SOURCE MATERIAL Start Marker
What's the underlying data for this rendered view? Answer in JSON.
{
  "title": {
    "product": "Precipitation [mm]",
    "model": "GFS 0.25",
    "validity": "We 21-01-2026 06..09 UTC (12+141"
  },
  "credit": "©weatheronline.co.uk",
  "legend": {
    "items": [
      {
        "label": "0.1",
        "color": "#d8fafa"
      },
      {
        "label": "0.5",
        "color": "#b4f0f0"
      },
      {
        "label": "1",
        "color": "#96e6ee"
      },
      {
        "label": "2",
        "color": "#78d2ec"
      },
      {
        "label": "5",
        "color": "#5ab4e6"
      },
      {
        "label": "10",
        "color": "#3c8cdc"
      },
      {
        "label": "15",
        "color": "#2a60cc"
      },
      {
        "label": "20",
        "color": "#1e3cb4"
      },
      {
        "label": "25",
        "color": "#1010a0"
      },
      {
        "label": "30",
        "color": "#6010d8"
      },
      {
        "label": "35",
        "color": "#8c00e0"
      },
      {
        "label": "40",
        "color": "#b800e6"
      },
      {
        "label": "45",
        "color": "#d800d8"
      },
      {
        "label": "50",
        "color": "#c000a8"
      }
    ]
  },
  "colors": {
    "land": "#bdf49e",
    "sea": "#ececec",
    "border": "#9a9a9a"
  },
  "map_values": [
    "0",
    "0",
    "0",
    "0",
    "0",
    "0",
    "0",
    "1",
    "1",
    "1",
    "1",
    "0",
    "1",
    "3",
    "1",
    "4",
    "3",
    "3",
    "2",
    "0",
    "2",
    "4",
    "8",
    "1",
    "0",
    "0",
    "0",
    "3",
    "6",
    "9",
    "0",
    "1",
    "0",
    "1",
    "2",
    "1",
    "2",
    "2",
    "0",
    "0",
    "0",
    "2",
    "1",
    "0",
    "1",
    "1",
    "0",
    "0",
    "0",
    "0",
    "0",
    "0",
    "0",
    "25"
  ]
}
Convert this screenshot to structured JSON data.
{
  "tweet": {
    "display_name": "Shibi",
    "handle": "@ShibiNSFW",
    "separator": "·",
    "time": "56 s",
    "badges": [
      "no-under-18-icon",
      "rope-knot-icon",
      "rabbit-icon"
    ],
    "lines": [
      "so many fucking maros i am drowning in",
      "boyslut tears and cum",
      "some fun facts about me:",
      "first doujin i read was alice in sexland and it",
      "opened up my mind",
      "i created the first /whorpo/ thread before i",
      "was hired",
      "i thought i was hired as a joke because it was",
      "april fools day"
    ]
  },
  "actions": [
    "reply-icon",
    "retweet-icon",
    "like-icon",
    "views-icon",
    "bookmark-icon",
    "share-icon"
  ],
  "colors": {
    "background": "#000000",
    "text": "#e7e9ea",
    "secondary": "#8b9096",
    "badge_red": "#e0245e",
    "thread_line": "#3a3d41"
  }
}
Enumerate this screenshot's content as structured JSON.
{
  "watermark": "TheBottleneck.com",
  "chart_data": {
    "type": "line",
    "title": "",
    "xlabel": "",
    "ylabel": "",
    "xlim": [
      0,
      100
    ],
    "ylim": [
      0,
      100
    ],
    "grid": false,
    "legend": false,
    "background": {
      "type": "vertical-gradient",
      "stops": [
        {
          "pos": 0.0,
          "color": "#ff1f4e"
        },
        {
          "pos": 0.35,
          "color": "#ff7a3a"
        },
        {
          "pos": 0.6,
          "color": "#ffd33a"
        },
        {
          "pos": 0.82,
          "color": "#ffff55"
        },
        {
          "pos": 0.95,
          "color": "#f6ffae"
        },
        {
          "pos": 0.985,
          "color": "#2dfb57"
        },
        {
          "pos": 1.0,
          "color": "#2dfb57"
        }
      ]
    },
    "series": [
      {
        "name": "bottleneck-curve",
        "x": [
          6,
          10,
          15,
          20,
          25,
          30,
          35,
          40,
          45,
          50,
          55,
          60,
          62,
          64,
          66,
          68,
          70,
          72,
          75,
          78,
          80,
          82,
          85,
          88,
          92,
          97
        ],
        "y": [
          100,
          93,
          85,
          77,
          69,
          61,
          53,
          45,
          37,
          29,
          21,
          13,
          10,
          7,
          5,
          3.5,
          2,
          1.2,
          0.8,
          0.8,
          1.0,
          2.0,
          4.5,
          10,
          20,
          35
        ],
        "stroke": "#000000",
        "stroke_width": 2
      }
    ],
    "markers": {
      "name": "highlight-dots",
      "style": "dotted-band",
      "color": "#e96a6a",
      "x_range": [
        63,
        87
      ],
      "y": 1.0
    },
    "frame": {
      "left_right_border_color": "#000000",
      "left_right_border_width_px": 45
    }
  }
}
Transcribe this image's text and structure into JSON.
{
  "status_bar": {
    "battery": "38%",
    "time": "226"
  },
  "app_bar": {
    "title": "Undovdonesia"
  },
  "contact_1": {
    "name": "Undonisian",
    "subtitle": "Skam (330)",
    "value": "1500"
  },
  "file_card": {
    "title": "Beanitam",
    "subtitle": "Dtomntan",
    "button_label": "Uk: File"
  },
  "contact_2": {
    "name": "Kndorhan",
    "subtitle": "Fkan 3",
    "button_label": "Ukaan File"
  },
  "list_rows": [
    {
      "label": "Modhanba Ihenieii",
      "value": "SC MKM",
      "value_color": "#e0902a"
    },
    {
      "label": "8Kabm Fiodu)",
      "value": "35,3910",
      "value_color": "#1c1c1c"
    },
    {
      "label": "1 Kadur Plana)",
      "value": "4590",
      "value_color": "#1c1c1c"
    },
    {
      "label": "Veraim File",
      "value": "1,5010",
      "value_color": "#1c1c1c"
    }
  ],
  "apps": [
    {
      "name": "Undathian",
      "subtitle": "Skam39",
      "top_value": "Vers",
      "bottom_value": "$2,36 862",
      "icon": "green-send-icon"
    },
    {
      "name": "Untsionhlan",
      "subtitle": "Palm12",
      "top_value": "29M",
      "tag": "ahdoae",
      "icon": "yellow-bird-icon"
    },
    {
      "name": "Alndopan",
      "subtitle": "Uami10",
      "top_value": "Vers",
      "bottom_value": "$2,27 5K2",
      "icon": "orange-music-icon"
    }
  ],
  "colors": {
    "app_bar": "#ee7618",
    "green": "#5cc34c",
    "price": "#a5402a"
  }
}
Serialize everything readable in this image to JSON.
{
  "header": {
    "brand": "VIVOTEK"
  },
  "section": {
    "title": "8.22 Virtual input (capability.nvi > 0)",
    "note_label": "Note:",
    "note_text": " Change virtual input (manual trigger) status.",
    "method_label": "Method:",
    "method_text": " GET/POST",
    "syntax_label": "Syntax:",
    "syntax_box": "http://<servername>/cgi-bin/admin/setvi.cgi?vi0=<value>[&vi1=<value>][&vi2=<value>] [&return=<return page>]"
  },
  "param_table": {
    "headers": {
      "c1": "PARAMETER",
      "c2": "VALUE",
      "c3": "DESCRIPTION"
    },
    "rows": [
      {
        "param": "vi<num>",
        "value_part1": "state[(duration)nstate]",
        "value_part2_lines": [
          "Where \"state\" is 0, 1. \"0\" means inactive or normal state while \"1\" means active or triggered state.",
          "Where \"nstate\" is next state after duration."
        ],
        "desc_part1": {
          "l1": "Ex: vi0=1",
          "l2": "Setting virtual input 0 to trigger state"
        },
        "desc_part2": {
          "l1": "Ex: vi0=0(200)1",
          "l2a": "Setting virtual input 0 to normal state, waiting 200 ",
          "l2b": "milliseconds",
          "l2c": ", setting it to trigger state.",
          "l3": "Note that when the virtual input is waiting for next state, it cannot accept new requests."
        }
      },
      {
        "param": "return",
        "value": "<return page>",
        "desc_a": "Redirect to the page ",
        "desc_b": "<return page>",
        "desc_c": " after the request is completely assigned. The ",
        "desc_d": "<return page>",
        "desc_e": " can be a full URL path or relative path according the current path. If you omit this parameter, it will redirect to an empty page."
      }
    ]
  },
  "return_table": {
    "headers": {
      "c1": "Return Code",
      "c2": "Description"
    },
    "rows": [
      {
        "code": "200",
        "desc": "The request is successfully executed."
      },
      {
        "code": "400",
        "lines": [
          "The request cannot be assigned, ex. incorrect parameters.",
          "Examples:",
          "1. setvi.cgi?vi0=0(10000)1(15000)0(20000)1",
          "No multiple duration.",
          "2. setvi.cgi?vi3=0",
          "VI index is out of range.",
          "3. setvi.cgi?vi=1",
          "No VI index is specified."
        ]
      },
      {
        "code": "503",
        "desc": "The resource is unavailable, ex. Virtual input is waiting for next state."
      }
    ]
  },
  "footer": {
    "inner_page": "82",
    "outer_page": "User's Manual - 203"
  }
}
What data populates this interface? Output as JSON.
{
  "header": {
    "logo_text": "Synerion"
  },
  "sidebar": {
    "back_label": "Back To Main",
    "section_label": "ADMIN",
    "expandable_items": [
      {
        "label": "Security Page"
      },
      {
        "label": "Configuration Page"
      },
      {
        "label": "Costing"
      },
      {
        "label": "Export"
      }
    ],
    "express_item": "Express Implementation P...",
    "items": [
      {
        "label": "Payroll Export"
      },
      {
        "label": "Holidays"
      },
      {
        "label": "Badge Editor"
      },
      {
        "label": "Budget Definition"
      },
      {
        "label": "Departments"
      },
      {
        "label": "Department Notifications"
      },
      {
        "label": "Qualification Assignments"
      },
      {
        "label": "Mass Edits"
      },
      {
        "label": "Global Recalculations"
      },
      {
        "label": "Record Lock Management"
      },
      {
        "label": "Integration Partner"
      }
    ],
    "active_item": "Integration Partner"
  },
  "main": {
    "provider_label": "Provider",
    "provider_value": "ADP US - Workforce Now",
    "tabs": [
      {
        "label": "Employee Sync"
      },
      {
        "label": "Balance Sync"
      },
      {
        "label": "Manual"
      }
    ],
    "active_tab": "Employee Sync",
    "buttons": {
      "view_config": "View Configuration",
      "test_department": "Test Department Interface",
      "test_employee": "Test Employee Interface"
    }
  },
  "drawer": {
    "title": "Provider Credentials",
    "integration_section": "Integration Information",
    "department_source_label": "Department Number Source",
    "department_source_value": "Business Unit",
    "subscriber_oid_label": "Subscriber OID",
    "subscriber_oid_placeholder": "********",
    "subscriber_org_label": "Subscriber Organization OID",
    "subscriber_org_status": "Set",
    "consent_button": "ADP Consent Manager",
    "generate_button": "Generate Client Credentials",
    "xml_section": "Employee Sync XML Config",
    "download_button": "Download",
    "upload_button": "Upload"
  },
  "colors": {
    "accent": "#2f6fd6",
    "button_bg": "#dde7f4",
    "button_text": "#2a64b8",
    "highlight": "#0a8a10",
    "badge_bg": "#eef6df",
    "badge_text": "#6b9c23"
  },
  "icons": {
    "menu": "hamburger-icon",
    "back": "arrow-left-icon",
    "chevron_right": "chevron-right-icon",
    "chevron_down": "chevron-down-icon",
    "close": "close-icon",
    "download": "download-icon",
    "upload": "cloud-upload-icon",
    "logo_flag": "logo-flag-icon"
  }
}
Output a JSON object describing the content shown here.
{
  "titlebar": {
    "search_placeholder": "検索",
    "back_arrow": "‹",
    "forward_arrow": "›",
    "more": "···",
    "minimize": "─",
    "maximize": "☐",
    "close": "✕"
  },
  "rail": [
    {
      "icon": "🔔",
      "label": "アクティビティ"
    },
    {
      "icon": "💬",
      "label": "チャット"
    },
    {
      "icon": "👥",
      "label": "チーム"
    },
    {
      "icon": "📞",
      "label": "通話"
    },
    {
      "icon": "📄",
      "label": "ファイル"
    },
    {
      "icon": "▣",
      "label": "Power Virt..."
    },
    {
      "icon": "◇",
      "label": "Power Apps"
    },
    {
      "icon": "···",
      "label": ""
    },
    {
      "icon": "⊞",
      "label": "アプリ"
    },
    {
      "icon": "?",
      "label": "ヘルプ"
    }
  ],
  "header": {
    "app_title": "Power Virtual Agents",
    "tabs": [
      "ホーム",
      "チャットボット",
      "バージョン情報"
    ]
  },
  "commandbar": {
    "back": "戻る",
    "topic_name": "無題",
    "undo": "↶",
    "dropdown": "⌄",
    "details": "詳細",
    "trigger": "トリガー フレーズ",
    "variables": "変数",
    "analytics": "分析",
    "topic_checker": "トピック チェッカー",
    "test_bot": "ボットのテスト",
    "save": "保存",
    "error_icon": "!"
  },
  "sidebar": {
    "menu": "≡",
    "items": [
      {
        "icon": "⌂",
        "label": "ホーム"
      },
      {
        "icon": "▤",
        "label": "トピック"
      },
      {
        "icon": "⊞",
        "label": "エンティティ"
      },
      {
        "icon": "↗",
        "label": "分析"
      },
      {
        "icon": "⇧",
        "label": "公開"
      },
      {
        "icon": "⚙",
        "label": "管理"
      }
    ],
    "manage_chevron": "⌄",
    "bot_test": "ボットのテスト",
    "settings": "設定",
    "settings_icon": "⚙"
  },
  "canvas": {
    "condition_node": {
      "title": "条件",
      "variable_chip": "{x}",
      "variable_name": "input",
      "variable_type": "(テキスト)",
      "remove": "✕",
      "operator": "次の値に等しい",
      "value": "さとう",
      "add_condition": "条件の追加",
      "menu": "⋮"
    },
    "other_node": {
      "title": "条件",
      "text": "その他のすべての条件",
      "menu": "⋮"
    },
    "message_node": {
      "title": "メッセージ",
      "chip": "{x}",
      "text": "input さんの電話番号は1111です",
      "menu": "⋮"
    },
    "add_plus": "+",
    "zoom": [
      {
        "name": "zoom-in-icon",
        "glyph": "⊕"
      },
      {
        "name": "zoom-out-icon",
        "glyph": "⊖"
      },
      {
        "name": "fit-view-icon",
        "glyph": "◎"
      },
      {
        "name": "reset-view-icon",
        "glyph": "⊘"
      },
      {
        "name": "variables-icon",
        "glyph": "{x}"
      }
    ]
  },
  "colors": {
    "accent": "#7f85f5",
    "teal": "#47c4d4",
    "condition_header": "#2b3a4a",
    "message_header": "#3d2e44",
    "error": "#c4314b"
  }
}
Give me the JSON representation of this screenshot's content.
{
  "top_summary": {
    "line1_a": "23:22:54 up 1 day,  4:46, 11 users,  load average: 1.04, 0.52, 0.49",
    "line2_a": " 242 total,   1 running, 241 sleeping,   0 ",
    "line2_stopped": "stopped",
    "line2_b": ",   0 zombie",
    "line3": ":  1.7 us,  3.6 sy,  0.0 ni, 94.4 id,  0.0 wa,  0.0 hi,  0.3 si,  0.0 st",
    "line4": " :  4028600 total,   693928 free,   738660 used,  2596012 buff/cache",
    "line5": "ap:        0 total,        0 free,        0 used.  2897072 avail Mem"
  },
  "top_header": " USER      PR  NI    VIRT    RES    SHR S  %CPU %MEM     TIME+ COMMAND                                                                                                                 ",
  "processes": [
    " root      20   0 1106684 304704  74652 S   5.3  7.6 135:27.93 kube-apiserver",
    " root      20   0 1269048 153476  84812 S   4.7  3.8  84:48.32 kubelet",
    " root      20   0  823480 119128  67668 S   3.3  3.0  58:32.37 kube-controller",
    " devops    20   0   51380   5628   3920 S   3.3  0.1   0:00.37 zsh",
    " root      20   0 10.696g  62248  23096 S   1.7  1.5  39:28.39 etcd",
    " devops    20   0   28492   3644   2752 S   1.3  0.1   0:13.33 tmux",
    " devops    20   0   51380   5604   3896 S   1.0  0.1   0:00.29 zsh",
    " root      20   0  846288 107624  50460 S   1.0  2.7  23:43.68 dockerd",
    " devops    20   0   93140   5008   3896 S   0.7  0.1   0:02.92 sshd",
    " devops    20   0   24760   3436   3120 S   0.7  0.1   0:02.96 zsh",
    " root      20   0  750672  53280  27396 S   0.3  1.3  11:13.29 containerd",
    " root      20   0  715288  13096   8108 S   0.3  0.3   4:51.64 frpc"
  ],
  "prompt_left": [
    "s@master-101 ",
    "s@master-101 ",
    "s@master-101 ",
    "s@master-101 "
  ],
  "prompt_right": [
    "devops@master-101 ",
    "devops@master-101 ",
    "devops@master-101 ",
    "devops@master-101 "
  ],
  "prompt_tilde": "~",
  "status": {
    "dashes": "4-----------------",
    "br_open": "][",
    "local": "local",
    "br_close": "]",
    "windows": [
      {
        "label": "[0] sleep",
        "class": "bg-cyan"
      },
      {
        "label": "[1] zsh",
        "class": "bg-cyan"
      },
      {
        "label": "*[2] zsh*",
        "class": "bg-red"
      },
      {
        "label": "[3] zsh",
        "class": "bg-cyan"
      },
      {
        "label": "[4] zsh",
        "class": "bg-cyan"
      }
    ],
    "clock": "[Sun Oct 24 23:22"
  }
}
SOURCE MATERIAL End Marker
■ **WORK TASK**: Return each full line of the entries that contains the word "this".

■ **RESPONSE TO THE TASK**:
What's the underlying data for this rendered view? Answer in JSON.
Convert this screenshot to structured JSON data.
Enumerate this screenshot's content as structured JSON.
Transcribe this image's text and structure into JSON.
Serialize everything readable in this image to JSON.
        "desc_e": " can be a full URL path or relative path according the current path. If you omit this parameter, it will redirect to an empty page."
What data populates this interface? Output as JSON.
Give me the JSON representation of this screenshot's content.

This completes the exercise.